College — and retirement — are things that require planning. You don’t just arrive at the doorstep of college penniless and think it’s all going to work out “somehow.” And should you be among those who do precisely that, maybe consider a gap year where your student works and saves some money. Community colleges, where you can take your general ed classes and then transfer to a four-year school for an advanced degree, is another option. But loans? You need to really consider what you are getting yourself into — years of debt that will strap you and hinder your ability to live on what you can earn once you get that expensive college degree.
Worrying that your home equity matters.
Many people are house-rich and cash-poor, meaning they have their life savings tied up in the equity of their homes and would rather not sell their house in order to get at the money to pay for college.
The good news is that at most state and private colleges and universities, the equity in your primary home is a non-issue, said O’Shaughnessy. That’s because most schools only require families to complete the FAFSA (Free Application for Federal Student Aid) when applying for financial aid and the FAFSA doesn’t even ask about home equity. What you just heard was a collective sigh of relief coming from California and other states where home prices have long been inflated and there are many “paper millionaires.”
There are, however, roughly 260 schools, nearly all private, that are quite interested in the value of your house and how these schools treat home equity varies dramatically, O’Shaughnessy said. The schools in this category include the nation’s most prestigious institutions. These colleges use an additional financial aid form called the CSS/Financial Aid PROFILE.
Depending on how schools treat your home equity, your chances of getting financial aid could blow up while at other institutions your money in your house won’t be jeopardized even if you are living in an exclusive zip code, notes O’Shaughnessy.
One big drag, she said, is that while you can technically appeal any financial aid decision, you are at a disadvantage time-wise — you only get a couple of weeks to let the college know if you accept its offer — and you don’t actually know what the school considered when factoring what aid to give you. So did they count your home equity or not?

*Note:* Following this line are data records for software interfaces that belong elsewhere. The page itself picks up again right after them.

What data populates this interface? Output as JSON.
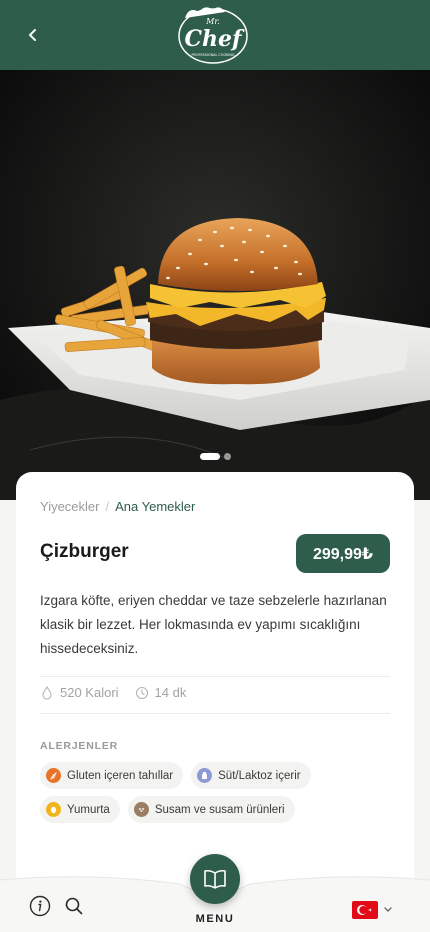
{
  "header": {
    "logo_text": "Mr. Chef",
    "logo_subtext": "PROFESSIONAL COOKING"
  },
  "hero": {
    "image": "burger-with-fries-photo",
    "slides_total": 2,
    "slide_active": 1
  },
  "breadcrumb": {
    "parent": "Yiyecekler",
    "separator": "/",
    "current": "Ana Yemekler"
  },
  "product": {
    "name": "Çizburger",
    "price": "299,99₺",
    "description": "Izgara köfte, eriyen cheddar ve taze sebzelerle hazırlanan klasik bir lezzet. Her lokmasında ev yapımı sıcaklığını hissedeceksiniz.",
    "calories": "520 Kalori",
    "time": "14 dk"
  },
  "allergens": {
    "title": "ALERJENLER",
    "items": [
      {
        "label": "Gluten içeren tahıllar",
        "icon": "wheat-icon",
        "color": "#e8742a"
      },
      {
        "label": "Süt/Laktoz içerir",
        "icon": "milk-icon",
        "color": "#8d9ad6"
      },
      {
        "label": "Yumurta",
        "icon": "egg-icon",
        "color": "#f1b51c"
      },
      {
        "label": "Susam ve susam ürünleri",
        "icon": "sesame-icon",
        "color": "#9a7d63"
      }
    ]
  },
  "bottom_nav": {
    "menu_label": "MENU",
    "language": "TR"
  },
  "colors": {
    "brand": "#2f5d4c",
    "background": "#f5f5f4"
  }
}
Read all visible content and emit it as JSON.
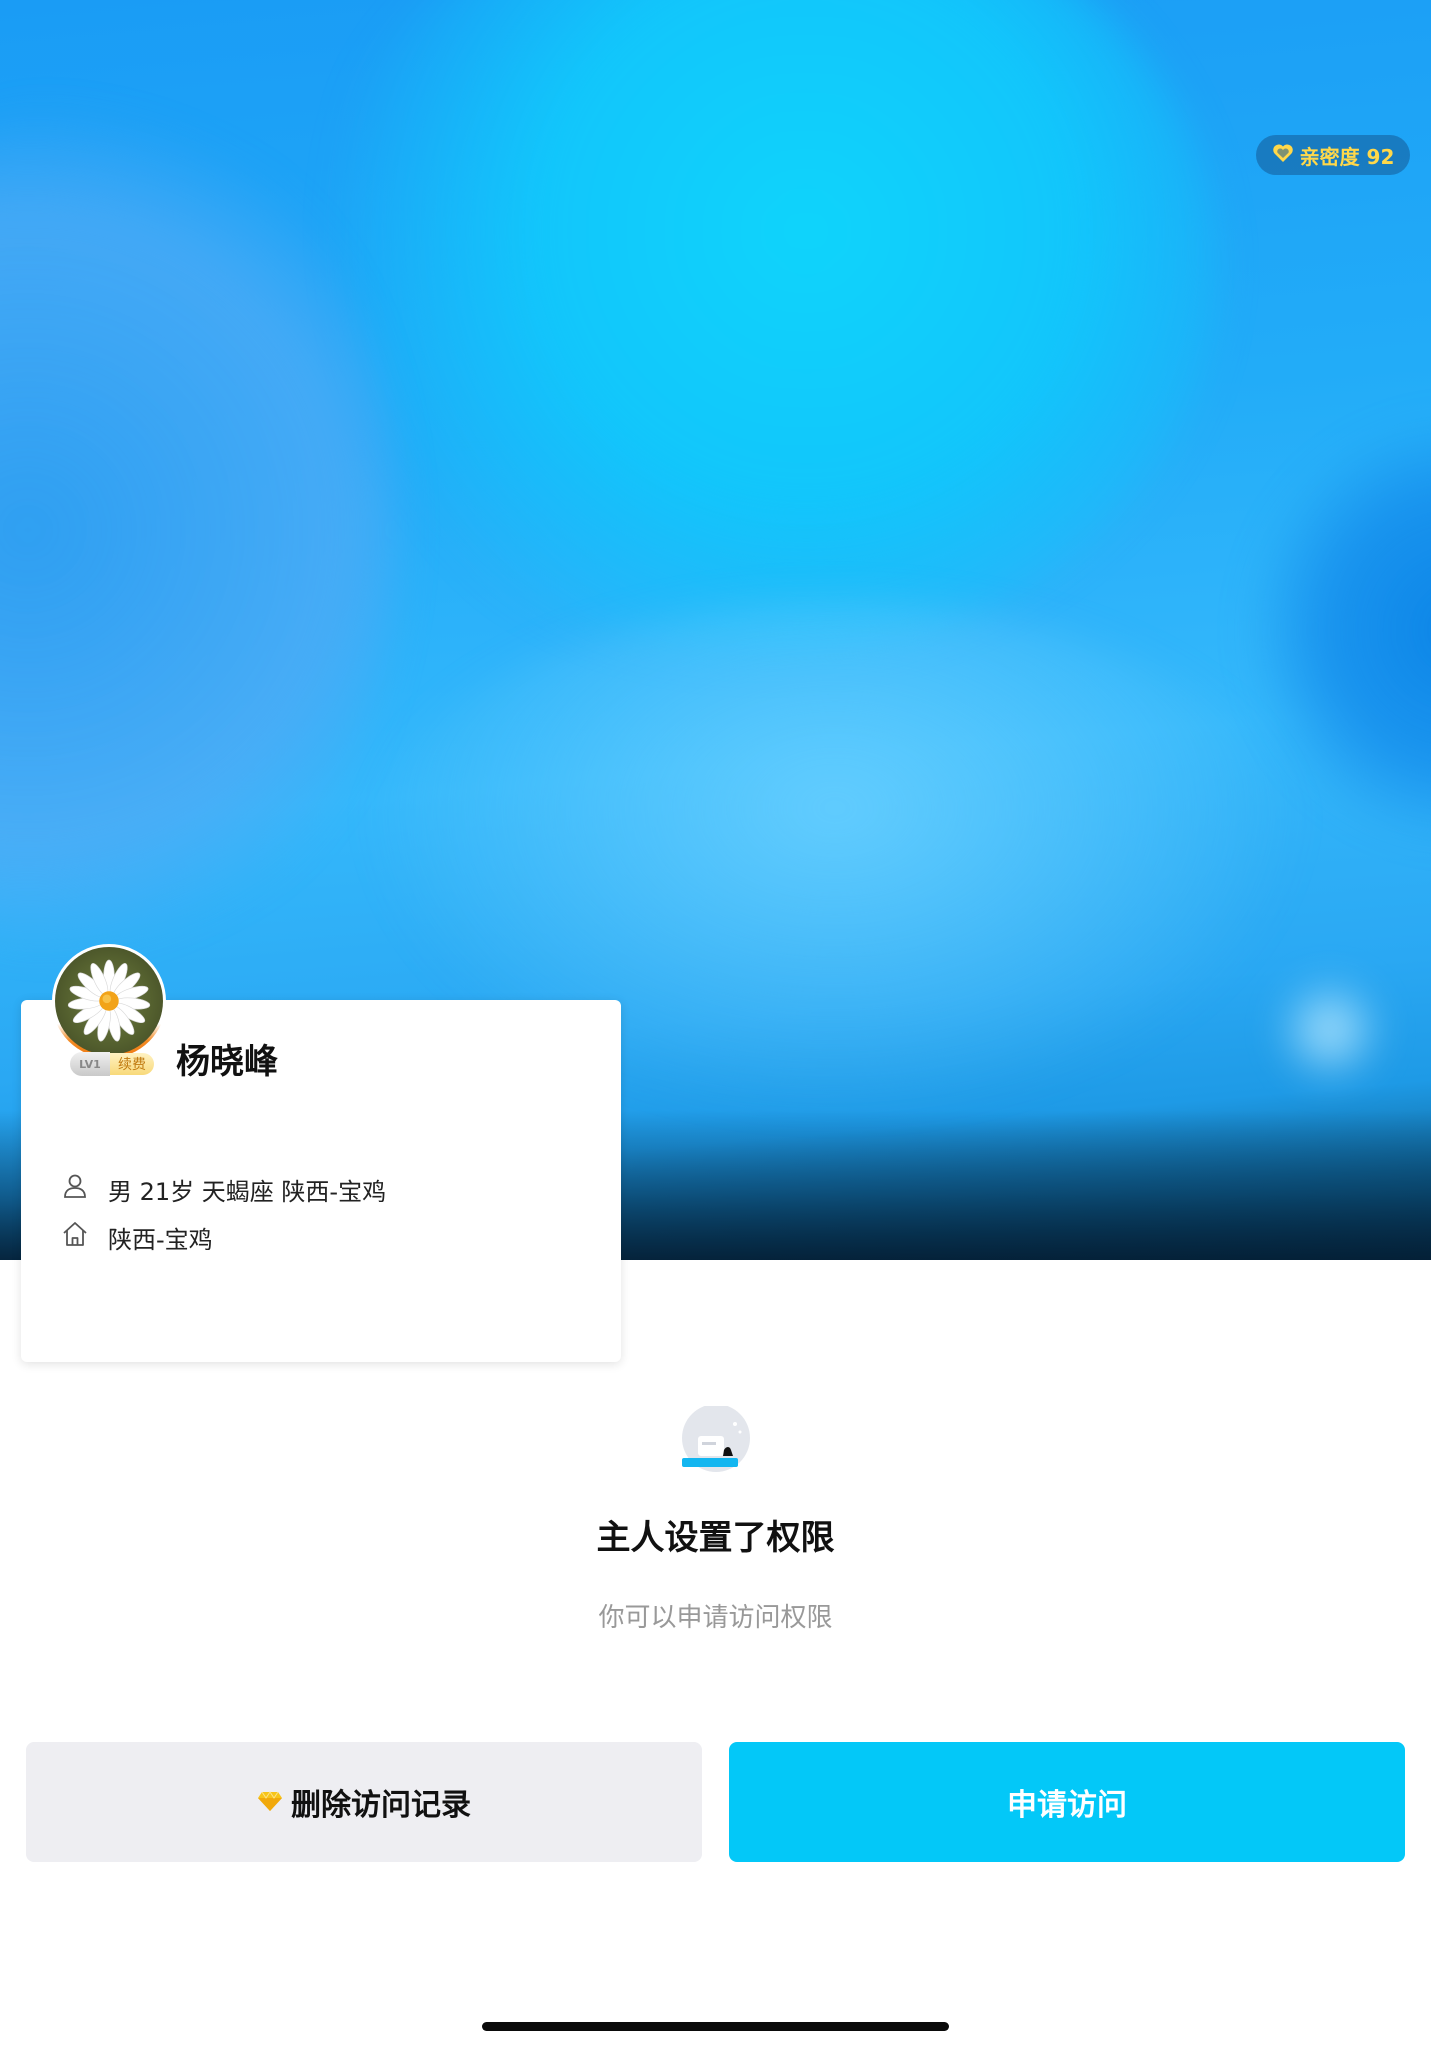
{
  "header": {
    "intimacy": {
      "icon": "heart-icon",
      "label": "亲密度 92"
    }
  },
  "profile": {
    "name": "杨晓峰",
    "vip": {
      "level_label": "LV1",
      "renew_label": "续费"
    },
    "basic_info": "男 21岁 天蝎座 陕西-宝鸡",
    "hometown": "陕西-宝鸡",
    "icons": {
      "basic_info": "person-icon",
      "hometown": "home-icon"
    }
  },
  "permission": {
    "title": "主人设置了权限",
    "subtitle": "你可以申请访问权限"
  },
  "actions": {
    "delete_label": "删除访问记录",
    "delete_icon": "diamond-icon",
    "apply_label": "申请访问"
  },
  "colors": {
    "accent": "#03c8f8",
    "intimacy_text": "#ffd84a",
    "vip_ring": "#ef7a14"
  }
}
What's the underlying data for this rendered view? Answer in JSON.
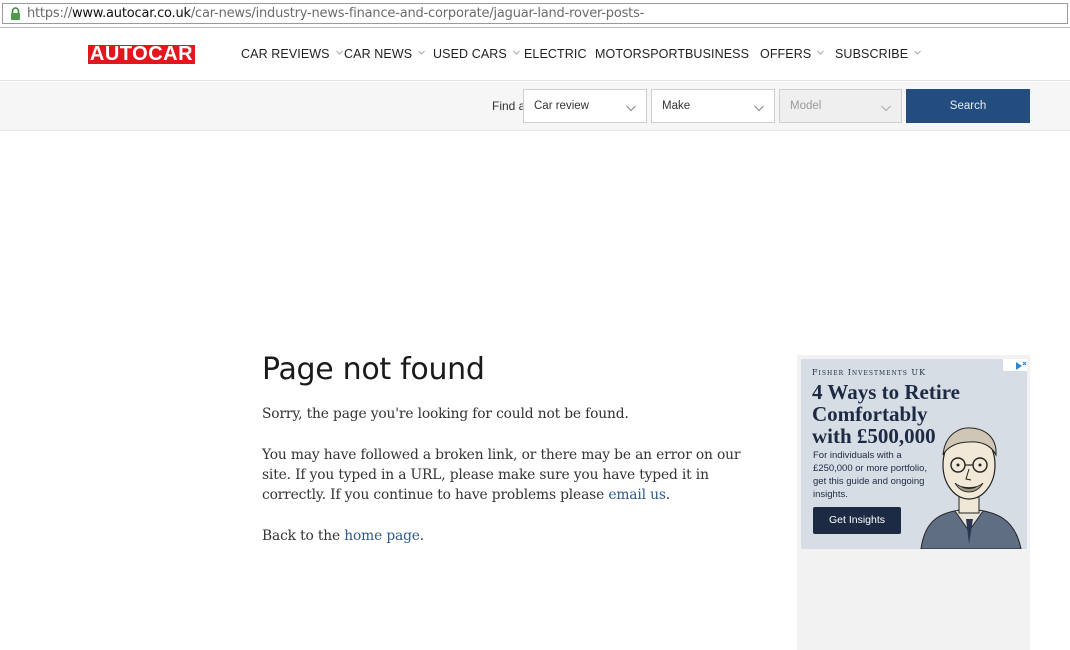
{
  "browser": {
    "url_scheme": "https://",
    "url_domain": "www.autocar.co.uk",
    "url_path": "/car-news/industry-news-finance-and-corporate/jaguar-land-rover-posts-"
  },
  "header": {
    "logo_text": "AUTOCAR",
    "nav": [
      {
        "label": "CAR REVIEWS",
        "has_dropdown": true
      },
      {
        "label": "CAR NEWS",
        "has_dropdown": true
      },
      {
        "label": "USED CARS",
        "has_dropdown": true
      },
      {
        "label": "ELECTRIC",
        "has_dropdown": false
      },
      {
        "label": "MOTORSPORT",
        "has_dropdown": false
      },
      {
        "label": "BUSINESS",
        "has_dropdown": false
      },
      {
        "label": "OFFERS",
        "has_dropdown": true
      },
      {
        "label": "SUBSCRIBE",
        "has_dropdown": true
      }
    ]
  },
  "finder": {
    "label": "Find a",
    "type_select": "Car review",
    "make_select": "Make",
    "model_select": "Model",
    "search_label": "Search"
  },
  "content": {
    "title": "Page not found",
    "sorry": "Sorry, the page you're looking for could not be found.",
    "explain": "You may have followed a broken link,  or there may be an error on our site. If you typed in a URL, please make sure you have typed it in correctly. If you continue to have problems please ",
    "email_link": "email us",
    "explain_end": ".",
    "back_prefix": "Back to the ",
    "home_link": "home page",
    "back_end": "."
  },
  "ad": {
    "brand": "Fisher Investments UK",
    "headline": "4 Ways to Retire Comfortably with £500,000",
    "blurb": "For individuals with a £250,000 or more portfolio, get this guide and ongoing insights.",
    "cta": "Get Insights"
  },
  "colors": {
    "brand_red": "#e3161e",
    "search_blue": "#234d7f",
    "link_blue": "#2b5a8c"
  }
}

Not knowing how to evaluate an offer.
O’Shaughnessy says financial aid offers are intentionally designed to confuse families. The one thing parents really want to know is “what is my EFC (Expected Family Contribution?”) And sometimes, that answer is convoluted. Does it include room and board, all fees, or just tuition?
Sometimes, schools don’t identify loans as loans but insist on calling it “financial aid.”O’Shaughnessy recommends the website College Abacus to compare offers.
Thinking Community College is a great fallback.
For some, it may be. But let’s take a reality check on community colleges. They are inexpensive and allow students to go to school part time and work. The problem is that overwhelmingly when they do that, they don’t finish. Many are eligible for Pell Grants — which would give them the money they need to live while they study — but don’t apply. Yes, some motivated kids who do graduate two-year schools do go on to four-year universities — but many more never get to that stage. Placement tests are required at four-year schools and students don’t know they need to prepare –practice — for those tests, said O’Shaughnessy.
If your student wasn’t motivated in high school to get good grades, why do you think he or she will be motivated in junior college to get the grades for a four-year college?
Author: Ann Brenoff